§ Requirement
Pull each line with the string "provides" from the entries.

START Exercise data

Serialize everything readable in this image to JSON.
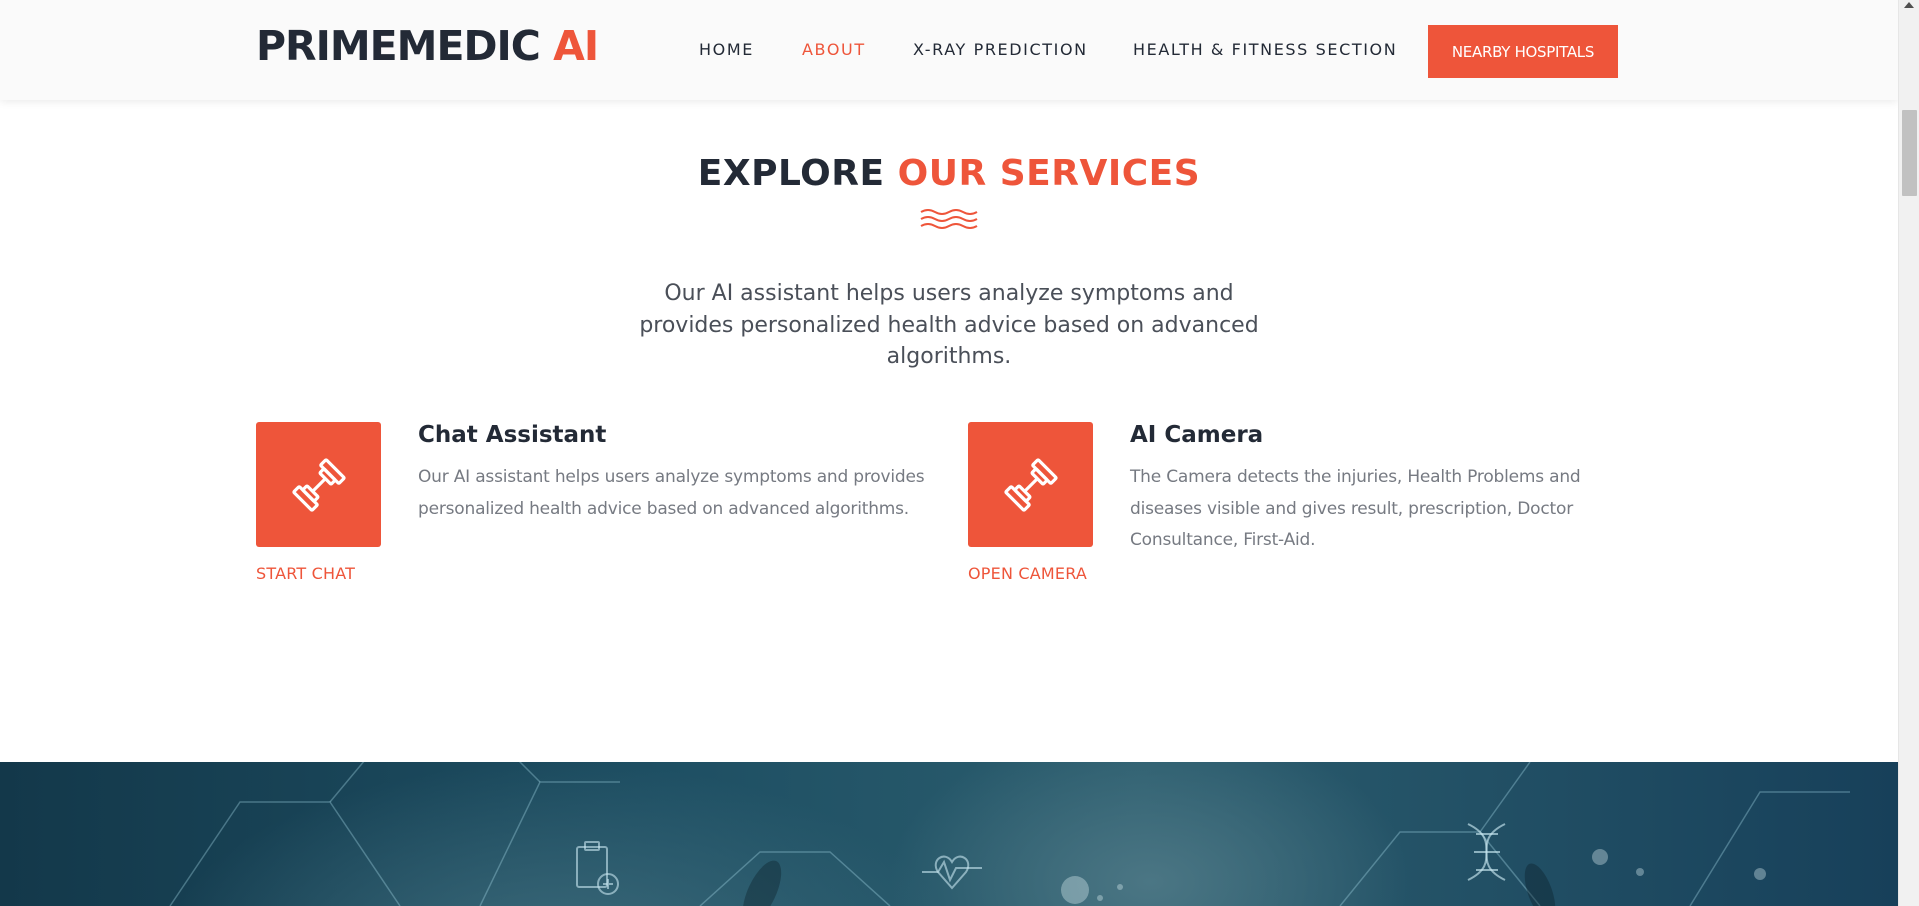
{
  "brand": {
    "name": "PRIMEMEDIC",
    "accent": "AI"
  },
  "nav": {
    "items": [
      {
        "label": "HOME"
      },
      {
        "label": "ABOUT",
        "active": true
      },
      {
        "label": "X-RAY PREDICTION"
      },
      {
        "label": "HEALTH & FITNESS SECTION"
      }
    ],
    "cta_label": "NEARBY HOSPITALS"
  },
  "services": {
    "title_plain": "EXPLORE",
    "title_accent": "OUR SERVICES",
    "intro": "Our AI assistant helps users analyze symptoms and provides personalized health advice based on advanced algorithms.",
    "items": [
      {
        "title": "Chat Assistant",
        "description": "Our AI assistant helps users analyze symptoms and provides personalized health advice based on advanced algorithms.",
        "link_label": "START CHAT",
        "icon": "dumbbell-icon"
      },
      {
        "title": "AI Camera",
        "description": "The Camera detects the injuries, Health Problems and diseases visible and gives result, prescription, Doctor Consultance, First-Aid.",
        "link_label": "OPEN CAMERA",
        "icon": "dumbbell-icon"
      }
    ]
  },
  "banner": {
    "icons": [
      "medical-clipboard-icon",
      "heartbeat-icon",
      "dna-icon"
    ]
  },
  "colors": {
    "accent": "#ee553a",
    "dark": "#232a36",
    "body_text": "#767a82",
    "header_bg": "#fafafa"
  }
}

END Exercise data

§ Exercise response
    "intro": "Our AI assistant helps users analyze symptoms and provides personalized health advice based on advanced algorithms.",
        "description": "Our AI assistant helps users analyze symptoms and provides personalized health advice based on advanced algorithms.",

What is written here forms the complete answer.